Critical Role of Striatin in Blood Pressure and Vascular Responses to Dietary Sodium Intake
Striatin is a protein regulator of vesicular trafficking in neurons that also binds caveolin-1 and Ca2+-calmodulin and could activate endothelial nitric oxide synthase. We have shown that striatin colocalizes with the mineralocorticoid receptor and that mineralocorticoid receptor activation increases striatin levels in vascular cells. To test whether striatin is a regulator of vascular function, wild-type and heterozygous striatin-deficient mice (Strn+/−) were randomized in crossover intervention to restricted (0.03%) and liberal sodium (1.6%) diets for 7 days on each diet, and blood pressure and aortic vascular function were measured. Compared with wild-type, sodium restriction significantly reduced blood pressure in Strn+/−. On liberal salt intake, phenylephrine and high KCl caused a greater vascular contraction in Strn+/− than wild-type, and endothelium removal, nitric oxide synthase inhibitor L-NAME, and guanylate cyclase inhibitor ODQ enhanced phenylephrine contraction to a smaller extent in Strn+/− than wild-type. On liberal salt, acetylcholine relaxation was less in Strn+/− than in wild-type, and endothelium removal, L-NAME, and ODQ blocked acetylcholine relaxation, suggesting changes in endothelial NO-cGMP. On liberal salt, endothelial nitric oxide synthase mRNA expression and the ratio of endothelial nitric oxide synthase activator pAkt/total Akt were decreased in Strn+/− versus wild-type. Vascular relaxation to NO donor sodium nitroprusside was not different among groups. Thus, striatin deficiency is associated with salt sensitivity of blood pressure, enhanced vasoconstriction, and decreased vascular relaxation, suggesting a critical role for striatin, through modulation of endothelial NO-cGMP, in regulation of vascular function and BP during changes in sodium intake.

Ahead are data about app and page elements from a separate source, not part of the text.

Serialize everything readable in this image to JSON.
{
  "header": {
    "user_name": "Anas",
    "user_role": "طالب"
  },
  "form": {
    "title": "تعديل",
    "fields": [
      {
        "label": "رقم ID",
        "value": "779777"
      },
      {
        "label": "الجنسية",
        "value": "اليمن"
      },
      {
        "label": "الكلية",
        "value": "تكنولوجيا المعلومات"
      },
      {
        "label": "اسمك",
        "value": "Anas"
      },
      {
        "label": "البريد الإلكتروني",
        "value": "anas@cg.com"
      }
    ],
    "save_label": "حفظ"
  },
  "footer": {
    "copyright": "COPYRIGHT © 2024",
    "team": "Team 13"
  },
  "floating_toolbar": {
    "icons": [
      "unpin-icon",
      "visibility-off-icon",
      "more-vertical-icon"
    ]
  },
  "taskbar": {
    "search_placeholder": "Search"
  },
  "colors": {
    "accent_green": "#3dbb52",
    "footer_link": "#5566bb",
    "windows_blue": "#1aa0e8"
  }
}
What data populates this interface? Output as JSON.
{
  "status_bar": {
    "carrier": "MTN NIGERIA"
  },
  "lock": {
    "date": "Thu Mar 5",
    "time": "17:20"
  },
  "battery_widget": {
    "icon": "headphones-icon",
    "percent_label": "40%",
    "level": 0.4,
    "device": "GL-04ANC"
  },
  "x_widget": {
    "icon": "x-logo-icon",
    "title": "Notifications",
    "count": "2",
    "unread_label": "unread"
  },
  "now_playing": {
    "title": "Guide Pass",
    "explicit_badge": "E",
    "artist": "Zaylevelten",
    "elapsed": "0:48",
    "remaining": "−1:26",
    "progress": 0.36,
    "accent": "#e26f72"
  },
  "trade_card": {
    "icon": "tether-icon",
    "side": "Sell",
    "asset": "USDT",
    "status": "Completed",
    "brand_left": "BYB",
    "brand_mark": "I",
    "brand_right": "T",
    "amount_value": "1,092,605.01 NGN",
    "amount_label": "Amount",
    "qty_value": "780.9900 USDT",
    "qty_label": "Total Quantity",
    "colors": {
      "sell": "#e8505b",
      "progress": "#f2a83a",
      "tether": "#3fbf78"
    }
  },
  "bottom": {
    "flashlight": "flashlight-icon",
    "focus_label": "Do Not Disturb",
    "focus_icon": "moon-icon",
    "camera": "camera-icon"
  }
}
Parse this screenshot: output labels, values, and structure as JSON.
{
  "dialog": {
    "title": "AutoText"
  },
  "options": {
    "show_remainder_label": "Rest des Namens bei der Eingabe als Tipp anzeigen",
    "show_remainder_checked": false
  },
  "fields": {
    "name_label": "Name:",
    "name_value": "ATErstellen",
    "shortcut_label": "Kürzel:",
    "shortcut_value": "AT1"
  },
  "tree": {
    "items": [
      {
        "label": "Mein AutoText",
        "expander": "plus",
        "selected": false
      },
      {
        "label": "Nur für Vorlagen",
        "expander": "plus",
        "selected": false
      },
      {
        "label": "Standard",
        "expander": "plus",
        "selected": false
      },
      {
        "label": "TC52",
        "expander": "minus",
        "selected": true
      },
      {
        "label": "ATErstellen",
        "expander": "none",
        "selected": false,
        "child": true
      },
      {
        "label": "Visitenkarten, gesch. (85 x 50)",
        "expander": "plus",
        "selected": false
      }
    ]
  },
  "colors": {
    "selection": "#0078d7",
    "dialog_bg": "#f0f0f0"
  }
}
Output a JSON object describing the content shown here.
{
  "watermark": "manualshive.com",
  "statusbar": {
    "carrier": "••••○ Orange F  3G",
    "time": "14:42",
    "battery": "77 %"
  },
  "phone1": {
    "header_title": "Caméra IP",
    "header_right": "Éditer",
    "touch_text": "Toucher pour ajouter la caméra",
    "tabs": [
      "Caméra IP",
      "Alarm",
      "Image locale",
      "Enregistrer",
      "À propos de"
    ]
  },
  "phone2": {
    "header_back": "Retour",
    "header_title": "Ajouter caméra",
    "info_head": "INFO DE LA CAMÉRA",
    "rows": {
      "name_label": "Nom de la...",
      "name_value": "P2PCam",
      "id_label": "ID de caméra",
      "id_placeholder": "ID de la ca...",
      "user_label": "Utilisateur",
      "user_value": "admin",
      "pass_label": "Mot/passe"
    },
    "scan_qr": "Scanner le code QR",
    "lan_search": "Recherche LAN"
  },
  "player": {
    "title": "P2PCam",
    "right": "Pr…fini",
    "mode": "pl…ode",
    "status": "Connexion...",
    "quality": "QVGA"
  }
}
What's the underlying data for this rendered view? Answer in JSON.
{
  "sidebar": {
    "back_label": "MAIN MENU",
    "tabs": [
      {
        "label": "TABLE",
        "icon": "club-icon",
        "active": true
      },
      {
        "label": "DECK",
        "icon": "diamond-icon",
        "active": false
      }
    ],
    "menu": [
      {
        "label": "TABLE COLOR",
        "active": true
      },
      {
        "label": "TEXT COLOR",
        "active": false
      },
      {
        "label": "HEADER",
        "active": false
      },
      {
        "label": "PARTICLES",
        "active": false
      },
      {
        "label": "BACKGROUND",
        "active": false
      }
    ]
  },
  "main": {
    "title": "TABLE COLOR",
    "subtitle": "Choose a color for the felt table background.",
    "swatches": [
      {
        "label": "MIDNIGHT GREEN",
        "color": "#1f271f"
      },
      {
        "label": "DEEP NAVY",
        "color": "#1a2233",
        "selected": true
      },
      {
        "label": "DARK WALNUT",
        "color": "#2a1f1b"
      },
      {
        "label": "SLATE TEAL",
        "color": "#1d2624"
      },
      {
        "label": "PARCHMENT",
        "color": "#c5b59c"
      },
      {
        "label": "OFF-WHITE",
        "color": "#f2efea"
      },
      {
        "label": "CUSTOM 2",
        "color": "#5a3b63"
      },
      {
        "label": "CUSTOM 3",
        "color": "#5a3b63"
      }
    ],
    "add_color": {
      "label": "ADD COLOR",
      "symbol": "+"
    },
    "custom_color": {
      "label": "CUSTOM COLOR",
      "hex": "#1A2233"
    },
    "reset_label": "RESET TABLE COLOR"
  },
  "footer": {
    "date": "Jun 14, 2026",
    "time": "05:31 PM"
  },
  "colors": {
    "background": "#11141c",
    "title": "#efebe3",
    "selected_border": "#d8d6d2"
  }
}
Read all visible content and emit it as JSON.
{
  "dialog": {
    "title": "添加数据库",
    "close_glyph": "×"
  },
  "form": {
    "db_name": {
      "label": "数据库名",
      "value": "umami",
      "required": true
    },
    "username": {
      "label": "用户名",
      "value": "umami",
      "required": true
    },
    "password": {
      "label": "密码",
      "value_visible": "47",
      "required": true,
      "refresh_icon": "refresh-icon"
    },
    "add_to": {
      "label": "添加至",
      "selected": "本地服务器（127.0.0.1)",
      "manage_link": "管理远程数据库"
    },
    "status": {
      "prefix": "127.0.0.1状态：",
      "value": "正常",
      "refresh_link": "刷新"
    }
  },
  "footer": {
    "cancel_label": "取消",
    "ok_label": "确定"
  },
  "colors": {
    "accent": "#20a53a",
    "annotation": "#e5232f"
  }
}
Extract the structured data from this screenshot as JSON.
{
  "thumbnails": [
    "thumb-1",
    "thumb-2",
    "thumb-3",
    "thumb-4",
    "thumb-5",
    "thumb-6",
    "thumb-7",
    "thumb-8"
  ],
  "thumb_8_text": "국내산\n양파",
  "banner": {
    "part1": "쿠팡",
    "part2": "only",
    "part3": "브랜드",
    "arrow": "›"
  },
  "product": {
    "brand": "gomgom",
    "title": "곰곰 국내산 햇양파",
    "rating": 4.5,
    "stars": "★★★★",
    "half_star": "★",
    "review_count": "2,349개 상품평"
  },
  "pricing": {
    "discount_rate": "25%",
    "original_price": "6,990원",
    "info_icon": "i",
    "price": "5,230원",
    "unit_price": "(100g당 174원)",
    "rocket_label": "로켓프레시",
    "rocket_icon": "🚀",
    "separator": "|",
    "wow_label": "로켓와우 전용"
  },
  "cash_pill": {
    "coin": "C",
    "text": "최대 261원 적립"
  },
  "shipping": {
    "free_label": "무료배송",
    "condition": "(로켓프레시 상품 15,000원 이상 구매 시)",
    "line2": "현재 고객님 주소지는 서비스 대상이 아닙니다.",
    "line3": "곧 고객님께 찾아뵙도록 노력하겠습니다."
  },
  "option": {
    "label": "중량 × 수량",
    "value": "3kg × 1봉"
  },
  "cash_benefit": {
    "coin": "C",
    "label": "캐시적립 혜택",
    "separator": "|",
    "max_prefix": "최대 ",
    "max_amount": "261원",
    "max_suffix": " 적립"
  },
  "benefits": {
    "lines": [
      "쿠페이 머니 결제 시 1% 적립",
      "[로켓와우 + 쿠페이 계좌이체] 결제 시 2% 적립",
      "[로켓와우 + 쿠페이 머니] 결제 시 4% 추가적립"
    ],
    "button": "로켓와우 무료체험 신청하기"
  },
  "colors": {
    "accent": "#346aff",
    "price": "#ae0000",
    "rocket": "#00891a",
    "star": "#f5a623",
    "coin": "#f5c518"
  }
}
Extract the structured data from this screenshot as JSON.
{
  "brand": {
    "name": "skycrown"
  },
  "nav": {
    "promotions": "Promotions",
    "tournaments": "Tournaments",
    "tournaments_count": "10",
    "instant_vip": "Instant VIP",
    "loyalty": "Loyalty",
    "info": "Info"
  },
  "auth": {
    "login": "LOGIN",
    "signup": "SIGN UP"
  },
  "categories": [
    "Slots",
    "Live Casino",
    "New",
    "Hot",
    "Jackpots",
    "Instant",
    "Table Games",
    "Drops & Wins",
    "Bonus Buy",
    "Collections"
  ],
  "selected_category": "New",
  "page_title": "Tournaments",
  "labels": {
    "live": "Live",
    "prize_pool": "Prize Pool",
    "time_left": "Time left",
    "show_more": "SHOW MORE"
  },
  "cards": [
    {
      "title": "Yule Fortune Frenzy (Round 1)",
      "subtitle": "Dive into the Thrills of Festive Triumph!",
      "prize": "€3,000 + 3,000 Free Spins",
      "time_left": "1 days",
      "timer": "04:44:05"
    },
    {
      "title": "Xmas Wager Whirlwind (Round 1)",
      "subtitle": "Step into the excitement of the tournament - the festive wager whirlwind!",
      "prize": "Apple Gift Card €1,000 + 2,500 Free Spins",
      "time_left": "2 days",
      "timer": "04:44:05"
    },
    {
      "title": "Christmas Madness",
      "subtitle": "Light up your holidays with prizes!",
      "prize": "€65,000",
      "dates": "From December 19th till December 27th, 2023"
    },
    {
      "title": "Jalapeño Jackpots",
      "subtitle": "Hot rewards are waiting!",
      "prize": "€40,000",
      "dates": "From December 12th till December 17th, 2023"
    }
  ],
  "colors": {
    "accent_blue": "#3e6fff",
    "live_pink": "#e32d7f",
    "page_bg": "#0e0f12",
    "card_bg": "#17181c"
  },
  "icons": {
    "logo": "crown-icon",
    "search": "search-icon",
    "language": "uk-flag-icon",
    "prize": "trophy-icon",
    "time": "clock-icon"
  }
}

- Received April 2, 2015.
- Revision received April 20, 2015.
- Accepted June 17, 2015.
- © 2015 American Heart Association, Inc.